By Dongyoon Shin
Mahathir Mohamed, 94, was the world’s oldest state leader before stepping down as a Prime Minister of Malaysia on March 1. Following his resignation came another leader Muhyiddin Yassin, who now has to run the country amidst all the political turmoil and coronavirus pandemic.
Mohamed is a virtuoso politician, who already served as a Prime Minister for 22 years from 1981 to 2003. However, he was symbolic not just because of his age or history, but how his campaign two years ago changed the ruling party of Malaysia for the first time in sixty years.
Malaysians hoped that under his leadership, their country would divert from issues like corruption or racial tension and start with a clean slate. Thus, his sudden resignation came as a shock and disappointment to the people.
When Mohamed was inaugurated two years ago, he promised several agendas to Malaysian people. One thing that stood out the most was his promise of “racial harmony.”
Malaysia, just like the United States, is a country that comprises of various racial groups. Native Malaysians are the biggest of its population, followed by large minorities like Chinese and Indians.
Sadly, but inevitably, Malaysian society has been –since the beginning – dealing with racism, bigotry, and jingoism (or extreme patriotism). Mohamed’s government wasn’t the first to start all these social issues mentioned prior, but his government wasn’t the one to end them either.
Racial politics has dominated the country since the beginning. Major parties in Malaysia stem from different racial and religious groups, and often they create racial conflict.
In Malaysian politics, native Malaysians hold the most power. Bumiputra, a rather controversial word in the country, is a term referring to the local Malay or indigenous people in Malaysia. The term is most frequently used when talking about affirmative action in Malaysian laws in favor of bumiputras. The policies include granting a discount on houses or property or mandating special scholarships or classes for bumiputra students and many more.
Underlying motive in these Bumiputra policies is coming from ethnic jingoism in Malaysia, which implies that the bumiputras are in charge of the country. Some policies are also blatantly against the UN’s human rights standard, like discriminating against the LGBTQ community. Scapegoating also happens, especially towards Rohygnian refugees in their country for taking their jobs.

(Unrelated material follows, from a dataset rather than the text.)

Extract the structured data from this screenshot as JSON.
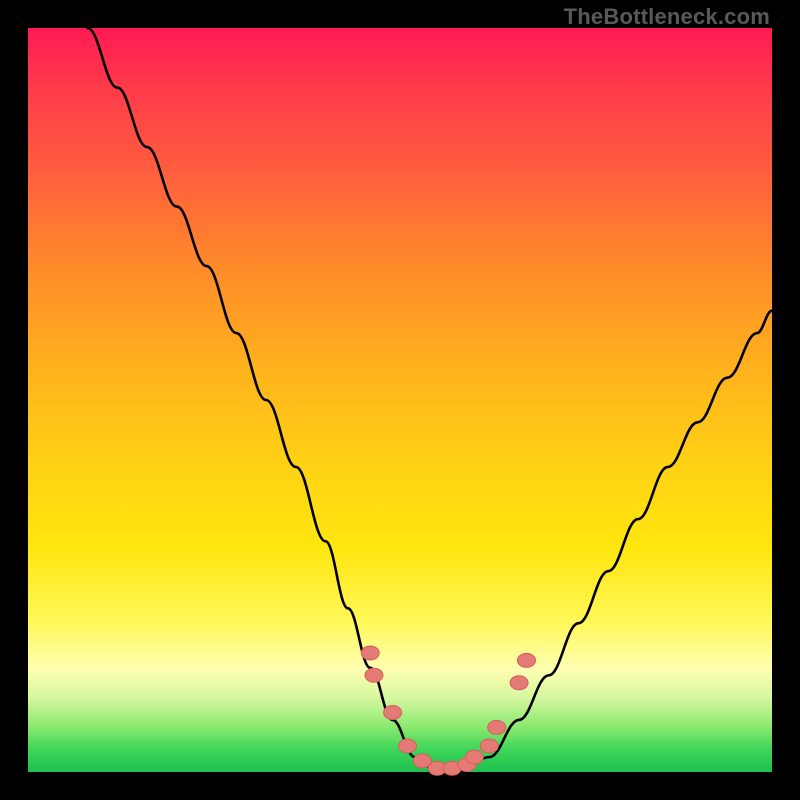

However, Malaysian society has also been showing liberal progression in recent years. Female employment has been steadily increasing, and more schools and facilities are opening for the refugee kids and families in Malaysia.
The society, overall, has been slowly but surely showing empathy towards minority groups and moving towards reconciliation among different identities.
The United States is a country with similar settings regarding racial structure, and the country takes pride in it.
Racism and bigotry have been controllable under the constitution or the rule of law. However, concerns are Donald Trump, and his administration are setting the “new norm” around this country. Trump’s iconic “building a wall” plan or his recent “China virus” statement has been prompting racial scapegoats for the country’s problems.
What we can learn from this is that this type of political rhetoric can always happen to countries with a complex racial history like Malaysia and the United States.
As the presidential election is only a few months away, Americans should be reminded that the country needs a leader who will not be tempted to blame minorities for lack of jobs or a bad economy. Once again, it needs a leader who’s patient enough to communicate and bring everyone back together.